Tue, 27/08/2019 - 08:59
St Louis Petroleum is building up the nation’s storage capacity in
order to keep pace with growing levels of oil production, the company also determined to develop in-country skills
Writer: Tom Wadlow | Project Manager: Eddie Clinton
Ghana is a relative newcomer to Africa’s oil production stage.
Producing just 1,400 barrels per day (BPD) in 1994, today paints a wholly different picture, with current output sitting at 214,000 BPD and set to double by 2021 thanks to a new discovery by Norway’s Aker Energy ASA in the west of the country.
The last year alone has seen a significant ramping up of activity. In June 2018, for example, oil production sat at 160 BPD, meaning today’s figures represent a rise of about a third in the space of 14 months.
If Ghana is to truly realise such potential, however, investment is needed elsewhere.
Post-production processes such as refining and storage are in danger of being left behind, something which St Louis Petroleum and CEO Louis Yamoah are all too aware of.
“I worked for Shell in Ghana for about 10 years, and it was here where I got to understand the challenges facing the country’s oil and gas industry,” he recalls, having joined St Louis Petroleum in 2014.
“I saw there was a great need for storage facilities for these products, which would tremendously help the process of distribution to the people and businesses that need them.”
Indeed, building up Ghana’s fuel storage capacity is the company’s raison d’être.
St Louis Petroleum is known for its record of building tank farms where refined fuel can be stored for onward distribution to oil marketing companies, and in the Ahanta West Municipality of the nation’s Western Region, an enormous project is about to get underway.
Valued at around $300 million, this new storage facility will be able to house 62,000 cubic metres of petroleum products, making it the second largest of its kind in Ghana.
“The major reason for undertaking this is to make available more storage for companies and their products that they bring into the country,” adds Yamoah. “This will make doing business here more attractive for these companies, as it will cut down on additional costs such as docking ships and other transport. It will also allow organisations to plan ahead of time.”
German engineering giant thyssenkrupp has been contracted by St Louis Petroleum to build the tank farm, with phase one of construction slated to commence in October 2019 and expected to take around a year.
This will involve the building of the tank farm (consisting of seven separate tanks), the pipelines from the Takoradi Harbour to the project site, offices and accommodation facilities. Phase two will predominantly consist of expansion works.
As well as creating 2,500 jobs and delivering a number of related transport infrastructure upgrades, Yamoah cites several other key benefits of the project. “One is the technology transfer into Ghana,” he says.
“We are a relatively new player in the oil and gas industry and have only recently made major discoveries, so technology transfer becomes a major advantage for us. Another benefit is that storage will bring down the price of fuel per litre because it will be easier to distribute and plan for the future.”

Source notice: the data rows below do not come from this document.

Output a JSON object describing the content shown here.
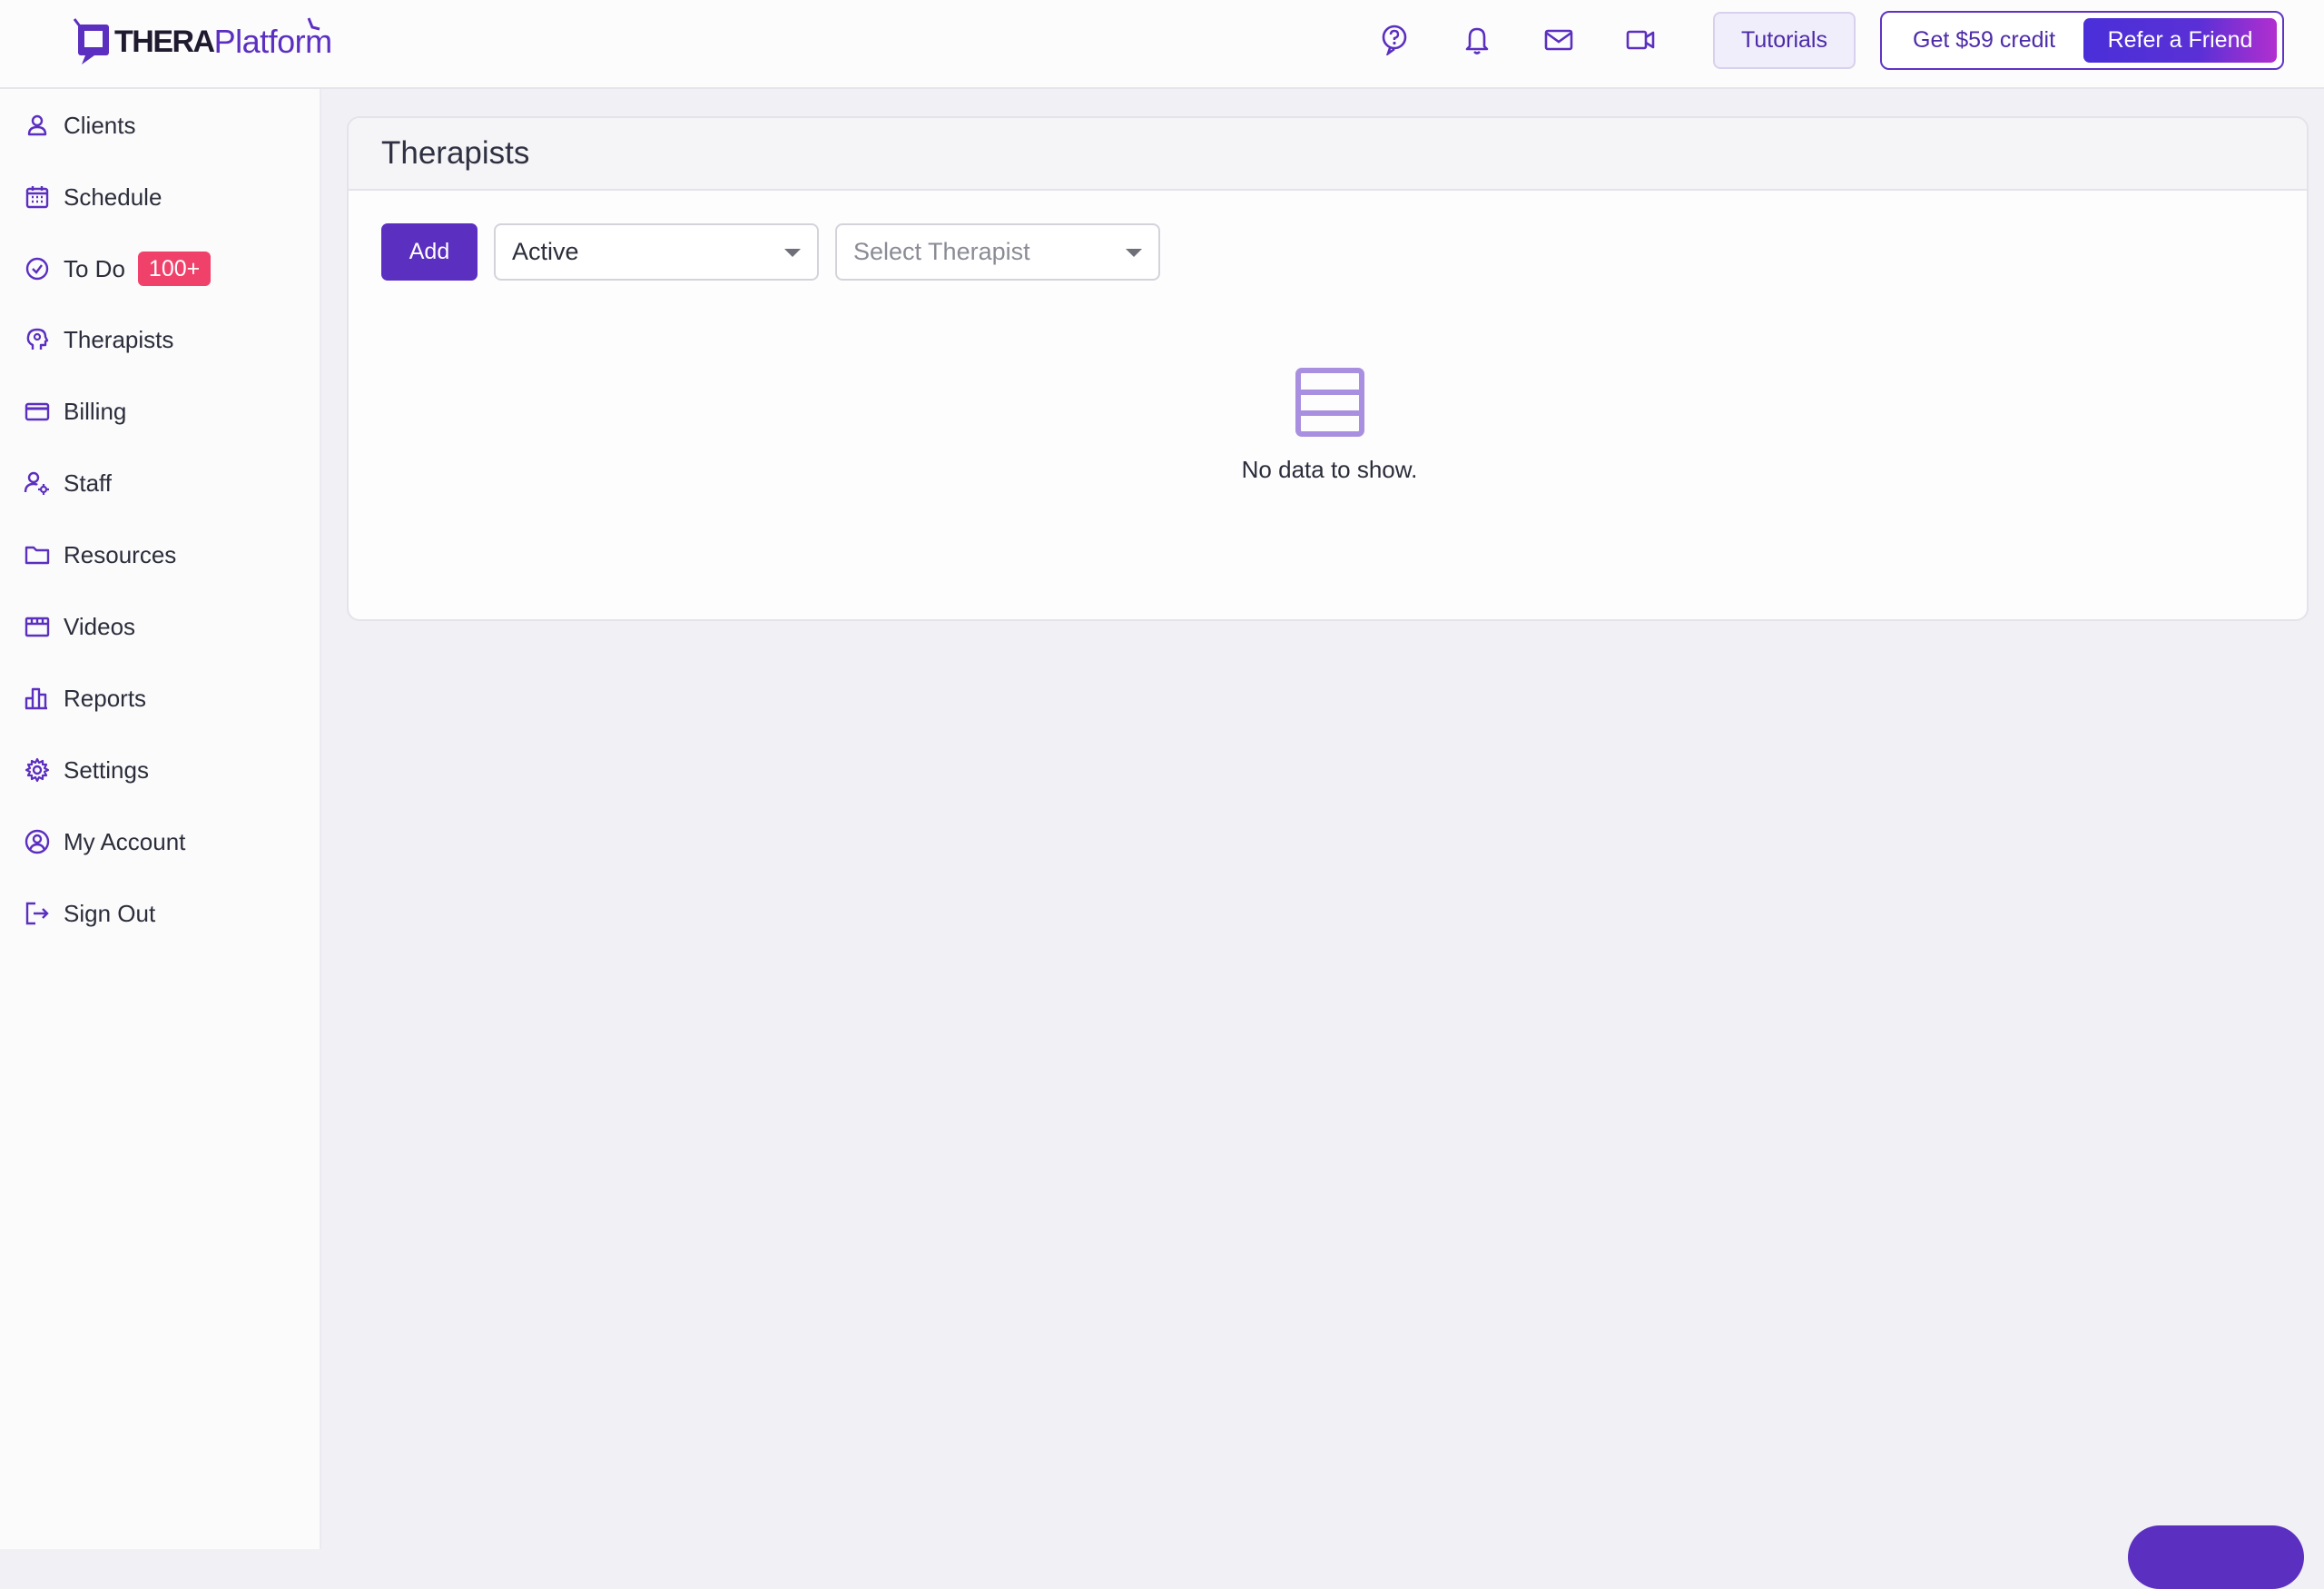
{
  "brand": {
    "logo_bold": "THERA",
    "logo_regular": "Platform"
  },
  "header": {
    "icons": [
      "help-icon",
      "bell-icon",
      "mail-icon",
      "video-icon"
    ],
    "tutorials_label": "Tutorials",
    "credit_label": "Get $59 credit",
    "refer_label": "Refer a Friend"
  },
  "sidebar": {
    "items": [
      {
        "label": "Clients",
        "icon": "user-icon"
      },
      {
        "label": "Schedule",
        "icon": "calendar-icon"
      },
      {
        "label": "To Do",
        "icon": "check-circle-icon",
        "badge": "100+"
      },
      {
        "label": "Therapists",
        "icon": "therapist-head-icon"
      },
      {
        "label": "Billing",
        "icon": "credit-card-icon"
      },
      {
        "label": "Staff",
        "icon": "staff-settings-icon"
      },
      {
        "label": "Resources",
        "icon": "folder-icon"
      },
      {
        "label": "Videos",
        "icon": "film-icon"
      },
      {
        "label": "Reports",
        "icon": "bar-chart-icon"
      },
      {
        "label": "Settings",
        "icon": "gear-icon"
      },
      {
        "label": "My Account",
        "icon": "account-circle-icon"
      },
      {
        "label": "Sign Out",
        "icon": "sign-out-icon"
      }
    ]
  },
  "main": {
    "title": "Therapists",
    "add_label": "Add",
    "status_filter": {
      "value": "Active"
    },
    "therapist_filter": {
      "placeholder": "Select Therapist"
    },
    "empty_message": "No data to show."
  },
  "colors": {
    "brand_purple": "#5b2fbf",
    "badge_red": "#f0416b",
    "page_bg": "#f1f0f5"
  }
}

Developing the Ahanta fuel storage facility is not the only activity being undertaken by the company at present.
Yamoah references other important ongoing developments, such as the building of fuel depots (smaller storage facilities) in every regional capital around Ghana, sites which will bring fuel closer to users.
Further, on the retail side, St Louis Petroleum is seeking to expand its network of 10 filling stations so that consumers can access fuel without having to travel long distances, while last year it launched its own brand of lubricant products to help vehicle owners look after engines and protect them against Ghanaian weather conditions.

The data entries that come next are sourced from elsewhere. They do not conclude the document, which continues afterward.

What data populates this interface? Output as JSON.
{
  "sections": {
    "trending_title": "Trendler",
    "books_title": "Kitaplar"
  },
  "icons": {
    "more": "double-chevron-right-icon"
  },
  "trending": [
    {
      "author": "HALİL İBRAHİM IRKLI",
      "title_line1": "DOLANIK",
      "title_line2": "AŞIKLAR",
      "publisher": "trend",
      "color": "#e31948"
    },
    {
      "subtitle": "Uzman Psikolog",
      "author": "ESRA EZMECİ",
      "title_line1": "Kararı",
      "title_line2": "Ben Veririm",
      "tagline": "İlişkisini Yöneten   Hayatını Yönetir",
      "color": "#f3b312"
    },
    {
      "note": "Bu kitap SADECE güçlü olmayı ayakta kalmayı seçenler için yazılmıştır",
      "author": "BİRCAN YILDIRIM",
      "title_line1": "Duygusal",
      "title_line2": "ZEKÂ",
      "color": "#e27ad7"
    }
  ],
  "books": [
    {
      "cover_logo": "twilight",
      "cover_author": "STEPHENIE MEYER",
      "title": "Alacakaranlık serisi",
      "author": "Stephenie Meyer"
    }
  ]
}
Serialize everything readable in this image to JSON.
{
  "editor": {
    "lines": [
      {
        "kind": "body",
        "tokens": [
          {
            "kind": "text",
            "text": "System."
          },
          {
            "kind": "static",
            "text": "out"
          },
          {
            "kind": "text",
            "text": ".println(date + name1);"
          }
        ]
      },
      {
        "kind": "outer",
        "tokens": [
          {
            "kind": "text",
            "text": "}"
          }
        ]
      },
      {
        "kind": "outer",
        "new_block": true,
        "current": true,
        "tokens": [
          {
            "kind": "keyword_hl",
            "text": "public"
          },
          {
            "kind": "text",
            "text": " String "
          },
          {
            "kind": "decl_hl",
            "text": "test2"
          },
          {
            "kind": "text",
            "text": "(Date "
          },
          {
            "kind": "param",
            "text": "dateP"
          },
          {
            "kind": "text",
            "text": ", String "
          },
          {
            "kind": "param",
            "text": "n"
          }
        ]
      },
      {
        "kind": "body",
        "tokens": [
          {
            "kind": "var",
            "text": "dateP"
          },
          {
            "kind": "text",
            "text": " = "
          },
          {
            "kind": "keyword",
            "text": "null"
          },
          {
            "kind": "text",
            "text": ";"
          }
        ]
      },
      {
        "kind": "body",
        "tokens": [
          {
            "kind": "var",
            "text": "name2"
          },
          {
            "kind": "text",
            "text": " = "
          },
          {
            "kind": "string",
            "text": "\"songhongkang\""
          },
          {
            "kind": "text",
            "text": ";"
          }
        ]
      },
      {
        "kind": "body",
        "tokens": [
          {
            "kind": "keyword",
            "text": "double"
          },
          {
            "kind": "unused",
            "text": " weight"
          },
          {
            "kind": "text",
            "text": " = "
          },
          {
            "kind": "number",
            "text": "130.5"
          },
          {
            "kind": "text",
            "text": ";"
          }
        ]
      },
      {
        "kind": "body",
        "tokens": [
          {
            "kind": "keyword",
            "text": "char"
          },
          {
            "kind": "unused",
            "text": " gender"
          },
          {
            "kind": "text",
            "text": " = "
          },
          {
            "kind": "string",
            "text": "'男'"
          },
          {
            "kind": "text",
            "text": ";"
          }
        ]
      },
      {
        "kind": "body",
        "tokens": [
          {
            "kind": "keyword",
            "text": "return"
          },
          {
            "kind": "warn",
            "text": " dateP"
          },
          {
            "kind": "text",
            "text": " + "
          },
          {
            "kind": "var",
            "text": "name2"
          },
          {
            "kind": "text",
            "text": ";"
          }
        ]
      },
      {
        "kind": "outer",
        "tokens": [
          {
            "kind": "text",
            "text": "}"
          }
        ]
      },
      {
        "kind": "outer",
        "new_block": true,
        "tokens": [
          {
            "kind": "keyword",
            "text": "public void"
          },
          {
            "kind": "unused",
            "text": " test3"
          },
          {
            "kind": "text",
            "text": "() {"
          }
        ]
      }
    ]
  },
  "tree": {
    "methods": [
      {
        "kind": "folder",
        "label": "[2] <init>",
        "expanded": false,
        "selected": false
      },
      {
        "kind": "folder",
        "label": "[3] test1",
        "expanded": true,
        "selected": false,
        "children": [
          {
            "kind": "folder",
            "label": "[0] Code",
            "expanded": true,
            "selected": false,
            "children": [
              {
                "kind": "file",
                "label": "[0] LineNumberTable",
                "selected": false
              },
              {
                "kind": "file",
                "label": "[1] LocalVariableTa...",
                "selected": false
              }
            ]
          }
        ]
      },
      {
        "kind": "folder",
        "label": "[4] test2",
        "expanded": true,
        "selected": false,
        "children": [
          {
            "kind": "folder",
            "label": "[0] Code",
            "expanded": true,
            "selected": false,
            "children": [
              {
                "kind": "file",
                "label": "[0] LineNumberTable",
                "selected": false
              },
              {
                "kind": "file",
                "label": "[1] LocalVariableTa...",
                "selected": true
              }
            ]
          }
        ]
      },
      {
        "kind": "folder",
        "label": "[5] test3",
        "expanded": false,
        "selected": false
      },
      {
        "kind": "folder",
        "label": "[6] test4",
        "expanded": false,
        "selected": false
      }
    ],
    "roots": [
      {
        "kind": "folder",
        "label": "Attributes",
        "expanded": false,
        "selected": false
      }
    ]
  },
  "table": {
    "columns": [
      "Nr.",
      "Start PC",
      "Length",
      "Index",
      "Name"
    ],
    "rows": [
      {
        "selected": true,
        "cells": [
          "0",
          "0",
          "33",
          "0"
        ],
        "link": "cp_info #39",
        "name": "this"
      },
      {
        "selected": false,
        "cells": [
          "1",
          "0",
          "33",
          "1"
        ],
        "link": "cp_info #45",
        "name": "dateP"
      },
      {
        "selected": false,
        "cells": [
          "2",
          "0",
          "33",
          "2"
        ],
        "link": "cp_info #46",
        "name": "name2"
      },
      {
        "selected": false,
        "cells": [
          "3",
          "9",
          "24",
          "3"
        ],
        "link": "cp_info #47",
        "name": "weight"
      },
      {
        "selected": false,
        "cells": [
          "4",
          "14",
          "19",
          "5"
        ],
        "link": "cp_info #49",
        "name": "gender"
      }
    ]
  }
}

Related to this is the plan to build what will be just the second lubricants blending facility in the country, a project again designed to reduce reliance on external expertise and build up Ghana’s own capabilities.
This ethos also extends to Yamoah’s employees. “We have a policy that runs through the whole company, which is to enhance human capital, and ensure that a chunk of our budget is dedicated to providing the training that our people need.
“This is the core of our vision as a company, and every year around 50 percent of our workforce are sent for external training to learn new skills which they can bring back into the organisation.”
Soon such learning activities will be able to occur at a new training centre in Accra, a facility which the CEO hopes to have operational by November 2019 and one which could be a gamechanger for Ghana’s nascent oil industry.
“We are sending oil outside of Ghana to be refined because the country lacks technical expertise to manage refining operations,” Yamoah continues.
“This trend must be reversed, and oil must be refined here, so we are investing in human capital and building up the skills needed to make this happen. Training is paramount, and this is why our German contracting partners will also be teaching our people how to manage our tank farm.”
By increasing vital storage capacity and investing in home-grown skills, St Louis Petroleum is helping to preserve the future of fuel in Ghana, ensuring it can make the most of its undoubted potential to be a major regional player in years to come.
Asked about his forecast for the industry, Yamoah signs off bullishly. “Yes, I am very confident,” he says. “The potential here is huge, not least because there are still large areas of the country that have not been opened up for oil. I therefore believe the future is very bright, but only if we build the storage facilities to match production.”